→ **TASK STATEMENT**
Every entry below is to be retyped exactly as it appears.
-------- MATERIAL FOR THIS TASK --------
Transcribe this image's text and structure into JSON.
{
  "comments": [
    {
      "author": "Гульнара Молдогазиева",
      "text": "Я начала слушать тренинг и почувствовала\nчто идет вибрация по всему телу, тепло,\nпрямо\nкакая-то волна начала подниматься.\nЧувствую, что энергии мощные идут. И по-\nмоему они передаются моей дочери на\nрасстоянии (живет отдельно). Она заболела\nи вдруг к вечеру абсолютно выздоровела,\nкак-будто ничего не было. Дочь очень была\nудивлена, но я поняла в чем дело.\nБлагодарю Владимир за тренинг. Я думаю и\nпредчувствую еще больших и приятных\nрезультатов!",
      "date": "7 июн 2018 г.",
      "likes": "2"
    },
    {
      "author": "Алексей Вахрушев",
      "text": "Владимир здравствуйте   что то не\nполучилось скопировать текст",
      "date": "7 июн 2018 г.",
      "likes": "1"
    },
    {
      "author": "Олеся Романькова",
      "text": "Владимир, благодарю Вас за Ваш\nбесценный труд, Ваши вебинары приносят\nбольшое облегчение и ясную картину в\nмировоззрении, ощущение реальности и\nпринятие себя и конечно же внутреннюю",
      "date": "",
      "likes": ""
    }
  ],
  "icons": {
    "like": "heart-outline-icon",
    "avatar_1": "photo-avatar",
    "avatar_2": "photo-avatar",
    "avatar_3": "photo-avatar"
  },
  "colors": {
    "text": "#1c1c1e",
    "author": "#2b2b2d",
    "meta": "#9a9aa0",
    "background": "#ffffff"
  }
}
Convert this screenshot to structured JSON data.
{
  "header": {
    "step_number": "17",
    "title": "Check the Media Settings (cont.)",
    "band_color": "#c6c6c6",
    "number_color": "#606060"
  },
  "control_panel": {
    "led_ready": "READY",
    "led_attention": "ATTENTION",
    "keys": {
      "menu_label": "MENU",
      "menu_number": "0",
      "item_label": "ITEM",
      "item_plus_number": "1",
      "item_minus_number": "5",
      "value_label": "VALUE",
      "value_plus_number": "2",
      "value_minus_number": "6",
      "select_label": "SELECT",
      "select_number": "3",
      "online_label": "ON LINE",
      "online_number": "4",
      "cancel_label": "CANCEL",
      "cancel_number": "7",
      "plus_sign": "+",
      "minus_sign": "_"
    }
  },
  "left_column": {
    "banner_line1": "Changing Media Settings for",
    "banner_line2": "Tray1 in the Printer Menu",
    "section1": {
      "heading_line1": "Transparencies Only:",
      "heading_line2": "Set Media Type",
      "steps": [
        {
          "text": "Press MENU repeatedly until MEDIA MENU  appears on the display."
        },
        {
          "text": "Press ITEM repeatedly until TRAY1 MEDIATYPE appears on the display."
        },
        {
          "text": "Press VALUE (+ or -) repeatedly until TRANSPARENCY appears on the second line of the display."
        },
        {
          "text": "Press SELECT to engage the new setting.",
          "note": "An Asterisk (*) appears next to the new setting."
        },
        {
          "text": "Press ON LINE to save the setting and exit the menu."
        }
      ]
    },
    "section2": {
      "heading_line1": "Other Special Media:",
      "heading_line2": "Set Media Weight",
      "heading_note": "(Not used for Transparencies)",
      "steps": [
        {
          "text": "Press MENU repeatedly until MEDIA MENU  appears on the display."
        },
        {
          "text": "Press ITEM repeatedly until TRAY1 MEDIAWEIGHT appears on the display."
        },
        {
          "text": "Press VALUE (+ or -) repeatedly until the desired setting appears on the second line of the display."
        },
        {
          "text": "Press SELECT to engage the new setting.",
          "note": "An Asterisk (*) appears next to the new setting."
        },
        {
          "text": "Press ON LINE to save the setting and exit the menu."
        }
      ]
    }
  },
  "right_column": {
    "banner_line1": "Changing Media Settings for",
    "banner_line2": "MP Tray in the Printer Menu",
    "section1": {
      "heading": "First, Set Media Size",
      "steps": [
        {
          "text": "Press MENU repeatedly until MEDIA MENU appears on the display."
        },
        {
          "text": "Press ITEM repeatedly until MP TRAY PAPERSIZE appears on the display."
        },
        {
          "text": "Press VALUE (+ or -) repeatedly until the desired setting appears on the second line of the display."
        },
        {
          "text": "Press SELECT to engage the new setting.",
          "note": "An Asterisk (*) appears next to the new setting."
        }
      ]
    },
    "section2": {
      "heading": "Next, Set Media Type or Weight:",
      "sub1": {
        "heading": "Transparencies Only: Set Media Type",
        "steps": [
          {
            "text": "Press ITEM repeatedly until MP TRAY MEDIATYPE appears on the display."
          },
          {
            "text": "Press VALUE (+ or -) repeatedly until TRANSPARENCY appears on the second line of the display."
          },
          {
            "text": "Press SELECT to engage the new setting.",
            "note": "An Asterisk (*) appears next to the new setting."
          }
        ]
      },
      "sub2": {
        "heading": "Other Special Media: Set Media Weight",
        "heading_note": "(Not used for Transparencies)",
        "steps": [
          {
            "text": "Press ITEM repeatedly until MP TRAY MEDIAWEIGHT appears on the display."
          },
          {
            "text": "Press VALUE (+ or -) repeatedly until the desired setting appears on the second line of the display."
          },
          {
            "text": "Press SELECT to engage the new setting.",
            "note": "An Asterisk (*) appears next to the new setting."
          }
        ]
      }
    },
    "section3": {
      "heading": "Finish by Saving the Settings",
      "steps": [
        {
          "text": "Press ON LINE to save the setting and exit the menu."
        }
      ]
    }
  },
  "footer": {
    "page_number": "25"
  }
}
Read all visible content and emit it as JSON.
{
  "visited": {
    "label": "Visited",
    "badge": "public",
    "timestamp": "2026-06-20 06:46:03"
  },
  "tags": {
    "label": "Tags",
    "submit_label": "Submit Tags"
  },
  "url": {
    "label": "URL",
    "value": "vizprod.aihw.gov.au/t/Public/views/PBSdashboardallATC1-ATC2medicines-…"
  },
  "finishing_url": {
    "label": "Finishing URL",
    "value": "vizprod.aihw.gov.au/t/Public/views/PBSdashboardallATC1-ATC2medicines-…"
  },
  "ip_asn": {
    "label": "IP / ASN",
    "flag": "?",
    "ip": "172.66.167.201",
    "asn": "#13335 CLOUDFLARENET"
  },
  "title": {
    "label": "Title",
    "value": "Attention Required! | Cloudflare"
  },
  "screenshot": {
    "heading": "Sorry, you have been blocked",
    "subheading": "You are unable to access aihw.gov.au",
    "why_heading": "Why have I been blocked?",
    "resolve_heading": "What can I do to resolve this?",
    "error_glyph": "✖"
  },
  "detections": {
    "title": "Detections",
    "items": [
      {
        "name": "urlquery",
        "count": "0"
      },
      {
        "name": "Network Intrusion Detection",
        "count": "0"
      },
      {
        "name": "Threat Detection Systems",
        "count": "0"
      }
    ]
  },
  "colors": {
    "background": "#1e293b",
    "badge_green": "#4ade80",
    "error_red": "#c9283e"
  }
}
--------
→ **TASK OUTPUT**
Transcribe this image's text and structure into JSON.
{
  "comments": [
    {
      "author": "Гульнара Молдогазиева",
      "text": "Я начала слушать тренинг и почувствовала\nчто идет вибрация по всему телу, тепло,\nпрямо\nкакая-то волна начала подниматься.\nЧувствую, что энергии мощные идут. И по-\nмоему они передаются моей дочери на\nрасстоянии (живет отдельно). Она заболела\nи вдруг к вечеру абсолютно выздоровела,\nкак-будто ничего не было. Дочь очень была\nудивлена, но я поняла в чем дело.\nБлагодарю Владимир за тренинг. Я думаю и\nпредчувствую еще больших и приятных\nрезультатов!",
      "date": "7 июн 2018 г.",
      "likes": "2"
    },
    {
      "author": "Алексей Вахрушев",
      "text": "Владимир здравствуйте   что то не\nполучилось скопировать текст",
      "date": "7 июн 2018 г.",
      "likes": "1"
    },
    {
      "author": "Олеся Романькова",
      "text": "Владимир, благодарю Вас за Ваш\nбесценный труд, Ваши вебинары приносят\nбольшое облегчение и ясную картину в\nмировоззрении, ощущение реальности и\nпринятие себя и конечно же внутреннюю",
      "date": "",
      "likes": ""
    }
  ],
  "icons": {
    "like": "heart-outline-icon",
    "avatar_1": "photo-avatar",
    "avatar_2": "photo-avatar",
    "avatar_3": "photo-avatar"
  },
  "colors": {
    "text": "#1c1c1e",
    "author": "#2b2b2d",
    "meta": "#9a9aa0",
    "background": "#ffffff"
  }
}
Convert this screenshot to structured JSON data.
{
  "header": {
    "step_number": "17",
    "title": "Check the Media Settings (cont.)",
    "band_color": "#c6c6c6",
    "number_color": "#606060"
  },
  "control_panel": {
    "led_ready": "READY",
    "led_attention": "ATTENTION",
    "keys": {
      "menu_label": "MENU",
      "menu_number": "0",
      "item_label": "ITEM",
      "item_plus_number": "1",
      "item_minus_number": "5",
      "value_label": "VALUE",
      "value_plus_number": "2",
      "value_minus_number": "6",
      "select_label": "SELECT",
      "select_number": "3",
      "online_label": "ON LINE",
      "online_number": "4",
      "cancel_label": "CANCEL",
      "cancel_number": "7",
      "plus_sign": "+",
      "minus_sign": "_"
    }
  },
  "left_column": {
    "banner_line1": "Changing Media Settings for",
    "banner_line2": "Tray1 in the Printer Menu",
    "section1": {
      "heading_line1": "Transparencies Only:",
      "heading_line2": "Set Media Type",
      "steps": [
        {
          "text": "Press MENU repeatedly until MEDIA MENU  appears on the display."
        },
        {
          "text": "Press ITEM repeatedly until TRAY1 MEDIATYPE appears on the display."
        },
        {
          "text": "Press VALUE (+ or -) repeatedly until TRANSPARENCY appears on the second line of the display."
        },
        {
          "text": "Press SELECT to engage the new setting.",
          "note": "An Asterisk (*) appears next to the new setting."
        },
        {
          "text": "Press ON LINE to save the setting and exit the menu."
        }
      ]
    },
    "section2": {
      "heading_line1": "Other Special Media:",
      "heading_line2": "Set Media Weight",
      "heading_note": "(Not used for Transparencies)",
      "steps": [
        {
          "text": "Press MENU repeatedly until MEDIA MENU  appears on the display."
        },
        {
          "text": "Press ITEM repeatedly until TRAY1 MEDIAWEIGHT appears on the display."
        },
        {
          "text": "Press VALUE (+ or -) repeatedly until the desired setting appears on the second line of the display."
        },
        {
          "text": "Press SELECT to engage the new setting.",
          "note": "An Asterisk (*) appears next to the new setting."
        },
        {
          "text": "Press ON LINE to save the setting and exit the menu."
        }
      ]
    }
  },
  "right_column": {
    "banner_line1": "Changing Media Settings for",
    "banner_line2": "MP Tray in the Printer Menu",
    "section1": {
      "heading": "First, Set Media Size",
      "steps": [
        {
          "text": "Press MENU repeatedly until MEDIA MENU appears on the display."
        },
        {
          "text": "Press ITEM repeatedly until MP TRAY PAPERSIZE appears on the display."
        },
        {
          "text": "Press VALUE (+ or -) repeatedly until the desired setting appears on the second line of the display."
        },
        {
          "text": "Press SELECT to engage the new setting.",
          "note": "An Asterisk (*) appears next to the new setting."
        }
      ]
    },
    "section2": {
      "heading": "Next, Set Media Type or Weight:",
      "sub1": {
        "heading": "Transparencies Only: Set Media Type",
        "steps": [
          {
            "text": "Press ITEM repeatedly until MP TRAY MEDIATYPE appears on the display."
          },
          {
            "text": "Press VALUE (+ or -) repeatedly until TRANSPARENCY appears on the second line of the display."
          },
          {
            "text": "Press SELECT to engage the new setting.",
            "note": "An Asterisk (*) appears next to the new setting."
          }
        ]
      },
      "sub2": {
        "heading": "Other Special Media: Set Media Weight",
        "heading_note": "(Not used for Transparencies)",
        "steps": [
          {
            "text": "Press ITEM repeatedly until MP TRAY MEDIAWEIGHT appears on the display."
          },
          {
            "text": "Press VALUE (+ or -) repeatedly until the desired setting appears on the second line of the display."
          },
          {
            "text": "Press SELECT to engage the new setting.",
            "note": "An Asterisk (*) appears next to the new setting."
          }
        ]
      }
    },
    "section3": {
      "heading": "Finish by Saving the Settings",
      "steps": [
        {
          "text": "Press ON LINE to save the setting and exit the menu."
        }
      ]
    }
  },
  "footer": {
    "page_number": "25"
  }
}
Read all visible content and emit it as JSON.
{
  "visited": {
    "label": "Visited",
    "badge": "public",
    "timestamp": "2026-06-20 06:46:03"
  },
  "tags": {
    "label": "Tags",
    "submit_label": "Submit Tags"
  },
  "url": {
    "label": "URL",
    "value": "vizprod.aihw.gov.au/t/Public/views/PBSdashboardallATC1-ATC2medicines-…"
  },
  "finishing_url": {
    "label": "Finishing URL",
    "value": "vizprod.aihw.gov.au/t/Public/views/PBSdashboardallATC1-ATC2medicines-…"
  },
  "ip_asn": {
    "label": "IP / ASN",
    "flag": "?",
    "ip": "172.66.167.201",
    "asn": "#13335 CLOUDFLARENET"
  },
  "title": {
    "label": "Title",
    "value": "Attention Required! | Cloudflare"
  },
  "screenshot": {
    "heading": "Sorry, you have been blocked",
    "subheading": "You are unable to access aihw.gov.au",
    "why_heading": "Why have I been blocked?",
    "resolve_heading": "What can I do to resolve this?",
    "error_glyph": "✖"
  },
  "detections": {
    "title": "Detections",
    "items": [
      {
        "name": "urlquery",
        "count": "0"
      },
      {
        "name": "Network Intrusion Detection",
        "count": "0"
      },
      {
        "name": "Threat Detection Systems",
        "count": "0"
      }
    ]
  },
  "colors": {
    "background": "#1e293b",
    "badge_green": "#4ade80",
    "error_red": "#c9283e"
  }
}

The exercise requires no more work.